For several years the kings of Pontus and Bithynia bid against each other, till in 116 Phrygia was declared independent, although in reality it was treated as part of the province of Asia.
At the same period there were continuous rebellions in Asia Minor; Pisidia, Paphlagonia, Bithynia and Lycia, threw off the Persian yoke and Hecatomnus, the satrap of Caria, obtained an almost independent position.
BARTAN, more correctly Bartin, a town in the vilayet of Kastamuni, Asiatic Turkey, retaining the name of the ancient village Parthenia and situated near the mouth of the Bartan-su (anc. Parthenius), which formed part of the boundary between Bithynia and Paphlagonia.
Bender Eregli), an ancient city on the coast of Bithynia in Asia Minor, at the mouth of the Kilijsu.
He was chosen emperor in his forty-third year by the officers of the army at Nicaea in Bithynia in 364, and shortly afterwards named his brother Valens colleague with him in the empire.
He inferred that all the nine books were published simultaneously; and he also held that Pliny was governor of Bithynia in A.D.
When Antony assumed the dominion of the East after the defeat of Cassius at Philippi, an embassy of the Jews, amongst other embassies, approached him in Bithynia and accused the sons of Antipater as usurpers of the power which rightly belonged' to Hyrcanus.
In the desert (as among the Arabian and Turanian nomads), in wild and sequestered mountains (as in Zagros in north Media, and Mysia, Pisidia, Paphlagonia and Bithynia in Asia Minor), and also in many Iranian tribes, the old tribal constitution, with the chieftain as its head, was left intact even under the imperial suzerainty.
Practically nothing is known of his life except that he was the friend of Catullus, whom he accompanied to Bithynia in the suite of the praetor Memmius.

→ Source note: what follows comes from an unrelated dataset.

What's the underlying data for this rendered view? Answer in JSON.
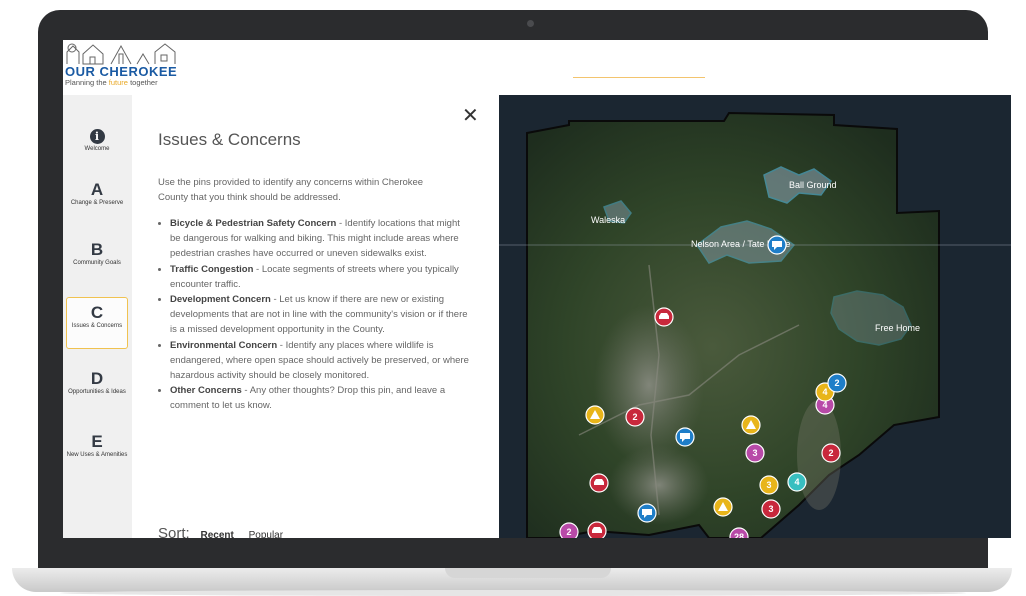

It was the metropolis of Bithynia under the Roman empire (see Nicaea), and Diocletian made it the chief city of the East.